Best known as birthplace (in the late 5th-c A.D.) of San Benedetto, founder of western monasticism, and his twin sister Scolastica, Norcia’s history weaves back through the centuries.
Most likely ancient Nursia was settled as early as the 4th-5th-c B.C. by an Italic tribal people, the Sabines. The Romans moved into the area in about 300 B.C., soon conquering Nursia inspite of the determined resistance of the Sabine tribes.
In the mid 3rd- c A.D., the bishop of Foligno evangelized widely in the territory with such success that Nursia became seat of a diocese in the 4th- c. A.D. The twin saints, Benedict and Scolastica, born into a Roman noble family, grew up in this town of intense spiritual fervor.

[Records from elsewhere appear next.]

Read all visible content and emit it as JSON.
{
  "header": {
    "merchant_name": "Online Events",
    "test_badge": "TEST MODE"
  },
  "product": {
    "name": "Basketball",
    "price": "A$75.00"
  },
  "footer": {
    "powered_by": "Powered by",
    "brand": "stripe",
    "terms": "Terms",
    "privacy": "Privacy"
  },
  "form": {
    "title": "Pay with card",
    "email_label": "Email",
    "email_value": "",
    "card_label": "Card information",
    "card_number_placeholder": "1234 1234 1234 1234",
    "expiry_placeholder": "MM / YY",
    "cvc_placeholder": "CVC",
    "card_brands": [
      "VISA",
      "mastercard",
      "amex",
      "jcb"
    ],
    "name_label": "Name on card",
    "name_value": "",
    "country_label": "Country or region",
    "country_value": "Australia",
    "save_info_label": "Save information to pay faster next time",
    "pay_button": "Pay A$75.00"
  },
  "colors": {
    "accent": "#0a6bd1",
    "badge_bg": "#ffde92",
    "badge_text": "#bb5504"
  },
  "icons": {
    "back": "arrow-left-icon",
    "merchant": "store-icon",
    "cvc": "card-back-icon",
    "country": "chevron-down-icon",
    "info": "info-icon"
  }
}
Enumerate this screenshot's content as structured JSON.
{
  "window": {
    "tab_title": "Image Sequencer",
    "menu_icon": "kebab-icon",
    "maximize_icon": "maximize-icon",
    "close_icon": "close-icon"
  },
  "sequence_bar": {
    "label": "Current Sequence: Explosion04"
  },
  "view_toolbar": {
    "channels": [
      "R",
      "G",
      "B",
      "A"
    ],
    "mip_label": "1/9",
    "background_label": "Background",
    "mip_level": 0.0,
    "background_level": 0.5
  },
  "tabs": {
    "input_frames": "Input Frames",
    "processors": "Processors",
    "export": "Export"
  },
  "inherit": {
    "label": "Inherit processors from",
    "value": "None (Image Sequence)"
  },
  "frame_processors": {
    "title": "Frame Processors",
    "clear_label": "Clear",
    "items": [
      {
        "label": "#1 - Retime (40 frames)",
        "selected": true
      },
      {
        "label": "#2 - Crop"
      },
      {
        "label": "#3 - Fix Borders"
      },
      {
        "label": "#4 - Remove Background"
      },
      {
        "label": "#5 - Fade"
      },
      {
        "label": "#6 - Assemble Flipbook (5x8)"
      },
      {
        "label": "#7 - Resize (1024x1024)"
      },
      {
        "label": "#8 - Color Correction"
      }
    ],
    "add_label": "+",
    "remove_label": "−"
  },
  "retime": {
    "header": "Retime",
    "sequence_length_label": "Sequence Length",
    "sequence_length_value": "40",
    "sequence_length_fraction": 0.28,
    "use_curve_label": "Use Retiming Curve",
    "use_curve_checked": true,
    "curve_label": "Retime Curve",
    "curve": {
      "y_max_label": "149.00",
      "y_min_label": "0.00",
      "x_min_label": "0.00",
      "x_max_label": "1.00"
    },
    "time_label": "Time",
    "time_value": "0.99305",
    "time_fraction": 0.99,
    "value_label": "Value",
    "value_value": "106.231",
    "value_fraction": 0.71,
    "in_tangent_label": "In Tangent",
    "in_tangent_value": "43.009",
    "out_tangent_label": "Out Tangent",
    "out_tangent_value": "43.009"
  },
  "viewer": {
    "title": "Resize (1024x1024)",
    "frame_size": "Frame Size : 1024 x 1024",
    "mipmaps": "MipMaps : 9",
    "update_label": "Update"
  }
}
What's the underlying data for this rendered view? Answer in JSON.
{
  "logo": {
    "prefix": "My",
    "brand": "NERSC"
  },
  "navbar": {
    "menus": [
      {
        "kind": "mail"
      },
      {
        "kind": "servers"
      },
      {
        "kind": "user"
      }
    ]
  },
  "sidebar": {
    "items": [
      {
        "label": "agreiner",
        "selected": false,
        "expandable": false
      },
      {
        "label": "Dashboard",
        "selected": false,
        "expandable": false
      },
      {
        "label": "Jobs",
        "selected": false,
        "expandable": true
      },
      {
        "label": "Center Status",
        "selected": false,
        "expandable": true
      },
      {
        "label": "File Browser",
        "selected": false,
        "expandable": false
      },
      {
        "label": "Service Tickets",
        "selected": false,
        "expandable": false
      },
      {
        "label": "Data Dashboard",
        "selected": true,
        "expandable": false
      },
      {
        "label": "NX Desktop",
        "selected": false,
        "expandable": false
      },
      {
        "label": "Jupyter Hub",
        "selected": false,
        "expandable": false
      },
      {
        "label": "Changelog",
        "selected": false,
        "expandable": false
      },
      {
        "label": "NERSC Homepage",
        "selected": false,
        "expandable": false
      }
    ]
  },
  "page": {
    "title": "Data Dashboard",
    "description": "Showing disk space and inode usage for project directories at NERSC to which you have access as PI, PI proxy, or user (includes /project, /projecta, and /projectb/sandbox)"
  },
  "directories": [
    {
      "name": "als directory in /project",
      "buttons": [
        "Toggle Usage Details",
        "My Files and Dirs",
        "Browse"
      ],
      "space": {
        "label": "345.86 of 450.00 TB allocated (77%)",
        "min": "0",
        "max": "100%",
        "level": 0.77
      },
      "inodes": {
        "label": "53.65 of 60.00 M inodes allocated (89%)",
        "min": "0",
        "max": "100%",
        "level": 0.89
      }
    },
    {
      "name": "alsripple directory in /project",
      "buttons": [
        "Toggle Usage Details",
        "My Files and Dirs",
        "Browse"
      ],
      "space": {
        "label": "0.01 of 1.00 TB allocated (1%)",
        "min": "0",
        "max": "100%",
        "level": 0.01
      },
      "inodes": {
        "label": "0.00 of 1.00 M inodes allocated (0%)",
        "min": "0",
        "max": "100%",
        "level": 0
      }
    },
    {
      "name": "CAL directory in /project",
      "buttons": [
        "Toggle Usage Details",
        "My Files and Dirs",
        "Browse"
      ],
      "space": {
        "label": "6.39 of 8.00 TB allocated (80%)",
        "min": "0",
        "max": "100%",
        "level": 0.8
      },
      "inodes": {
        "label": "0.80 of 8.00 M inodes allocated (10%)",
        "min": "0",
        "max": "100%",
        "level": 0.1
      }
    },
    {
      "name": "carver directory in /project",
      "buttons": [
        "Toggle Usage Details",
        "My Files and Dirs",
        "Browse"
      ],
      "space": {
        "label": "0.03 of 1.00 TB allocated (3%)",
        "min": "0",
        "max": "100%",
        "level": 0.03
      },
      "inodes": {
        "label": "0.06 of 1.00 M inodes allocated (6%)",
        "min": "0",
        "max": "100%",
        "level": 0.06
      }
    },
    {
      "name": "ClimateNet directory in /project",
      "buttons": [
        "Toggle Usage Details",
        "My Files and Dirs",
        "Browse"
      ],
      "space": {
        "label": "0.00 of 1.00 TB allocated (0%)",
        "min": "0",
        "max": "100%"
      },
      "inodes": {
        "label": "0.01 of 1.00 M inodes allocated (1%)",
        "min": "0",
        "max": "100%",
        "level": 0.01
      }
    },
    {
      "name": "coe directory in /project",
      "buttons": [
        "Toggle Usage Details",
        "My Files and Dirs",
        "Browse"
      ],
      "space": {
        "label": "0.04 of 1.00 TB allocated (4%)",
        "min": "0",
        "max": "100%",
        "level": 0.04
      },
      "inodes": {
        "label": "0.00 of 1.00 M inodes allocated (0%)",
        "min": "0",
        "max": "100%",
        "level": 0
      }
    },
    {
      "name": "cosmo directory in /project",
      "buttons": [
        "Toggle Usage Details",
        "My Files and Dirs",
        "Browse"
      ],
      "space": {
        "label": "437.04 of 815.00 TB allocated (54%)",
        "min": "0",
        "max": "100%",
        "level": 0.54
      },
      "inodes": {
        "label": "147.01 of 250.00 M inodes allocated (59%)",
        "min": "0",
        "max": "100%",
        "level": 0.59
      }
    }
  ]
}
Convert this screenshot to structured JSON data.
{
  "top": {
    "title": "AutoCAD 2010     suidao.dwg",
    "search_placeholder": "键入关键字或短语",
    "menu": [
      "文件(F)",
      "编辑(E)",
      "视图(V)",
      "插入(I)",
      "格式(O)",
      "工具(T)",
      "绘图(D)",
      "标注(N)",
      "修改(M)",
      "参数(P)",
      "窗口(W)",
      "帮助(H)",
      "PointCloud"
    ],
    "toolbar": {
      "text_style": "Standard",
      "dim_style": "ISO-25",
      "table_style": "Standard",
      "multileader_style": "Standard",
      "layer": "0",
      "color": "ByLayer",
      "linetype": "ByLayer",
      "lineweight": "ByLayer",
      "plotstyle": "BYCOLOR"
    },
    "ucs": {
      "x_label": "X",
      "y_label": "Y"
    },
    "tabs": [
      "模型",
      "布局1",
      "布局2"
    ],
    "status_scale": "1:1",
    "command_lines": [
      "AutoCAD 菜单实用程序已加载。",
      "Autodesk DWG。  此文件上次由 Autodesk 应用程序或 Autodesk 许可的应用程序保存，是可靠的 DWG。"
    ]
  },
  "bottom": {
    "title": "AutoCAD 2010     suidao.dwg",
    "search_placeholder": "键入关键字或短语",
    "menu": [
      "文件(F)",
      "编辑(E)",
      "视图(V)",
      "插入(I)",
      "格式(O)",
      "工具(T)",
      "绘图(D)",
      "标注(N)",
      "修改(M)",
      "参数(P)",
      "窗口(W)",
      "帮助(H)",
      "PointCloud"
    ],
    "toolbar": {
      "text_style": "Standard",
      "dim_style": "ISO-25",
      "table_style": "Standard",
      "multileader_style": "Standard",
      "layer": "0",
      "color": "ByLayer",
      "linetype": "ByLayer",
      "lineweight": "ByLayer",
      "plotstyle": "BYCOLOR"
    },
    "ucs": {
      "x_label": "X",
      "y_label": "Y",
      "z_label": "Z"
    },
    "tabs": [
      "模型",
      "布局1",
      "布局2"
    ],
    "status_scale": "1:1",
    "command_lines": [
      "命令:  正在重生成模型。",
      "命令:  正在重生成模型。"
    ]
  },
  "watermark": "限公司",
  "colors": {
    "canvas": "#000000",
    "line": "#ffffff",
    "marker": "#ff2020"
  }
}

Devastated by the Goths (4th-5th c. A.D.), and later sacked by the Germanic Longobards at the end of the 6th-c. A.D., Nursia was invaded by the Saracens in the late 9th c. The people abandoned the town and and Norcia slipped into a period of decadence.
Under domain of the Holy Roman Emperor in the 11th-c., Norcia became an independent comune within the Papal states, enjoying political and economical prestige and remainedpart of the Papal States until the unification of Italy in 1861.
Symbol of the Papal power of Norcia is the 16th-c Castellina built at request of Pope Giulio III who wished a military presidio in Norcia for maximum control of the Papal territories. The Castellina became residence of the Papacy’s apostolic governors – and in 1860, the seat of various offices of local government.
Since 1967, the imposing Papal fortress houses historic and artistic treasures of Norcia in the Museo Civico e Diocesano.
The Castellina stands stalwart, having resisted the earthquake tremors of October 30th, 2016. Devastation of Norcia over the centuries has not only been due to invaders but to earthquakes – and those of 1328, 1703, 1979 e 2016 rank as among the most serious – of many.
On October 30th, 2016 the 6.5 earthquake rocked Norcia, causing heavy damage to various buildings in the city. Very near the more robust Castellina on the Piazza di San Benedetto, the Basilica di San Benedetto dedicated to the Saint was destroyed. Only the facade resisted the tremors and now scaffolded, it seems to be caged, resisting silently. The statue of San Benedetto seems to be pointing to his scaffolded Basilica, as if saying, “Guarda un po’…” (“Just look…”).
The photos of Norcia’s Piazza di San Benedetto before (October 6, 2016) and after (October 30, 2016) the earthquake are heart-rending.
The Benedictine monastic community of Norcia – with many American monks – was left homeless, too…
But those”Monks of Norcia” – as even the locals call them – .have a new home now: on the site of the former 16th-c.Capuchin monastery which is now called “San Benedetto in Monte.” They camped in tents before they built temporary buildings – and are now rebuilding a permanent stone monastery there – on the hill overlooking Norcia, birthplace of founder of their order.
The Norcia Benedictine community had opened a brewery in 2012, damaged in the October 2016 earthquake. But the production of their Birra Nursia continues in borrowed facilities.
No stopping those Benedictines – for after all, the summary of the essence of the Benedictine order is “ora et labor” (“prayer and work”).
(I’d like to thank the Monks of Norcia for the use of their photos – and share this line from the Birra Nursia website: “Every purchase of Birra Nursia helps ensure that the monks will have a place to sing the centuries-old Latin chants, to build up their brewing industry, and to call home.”)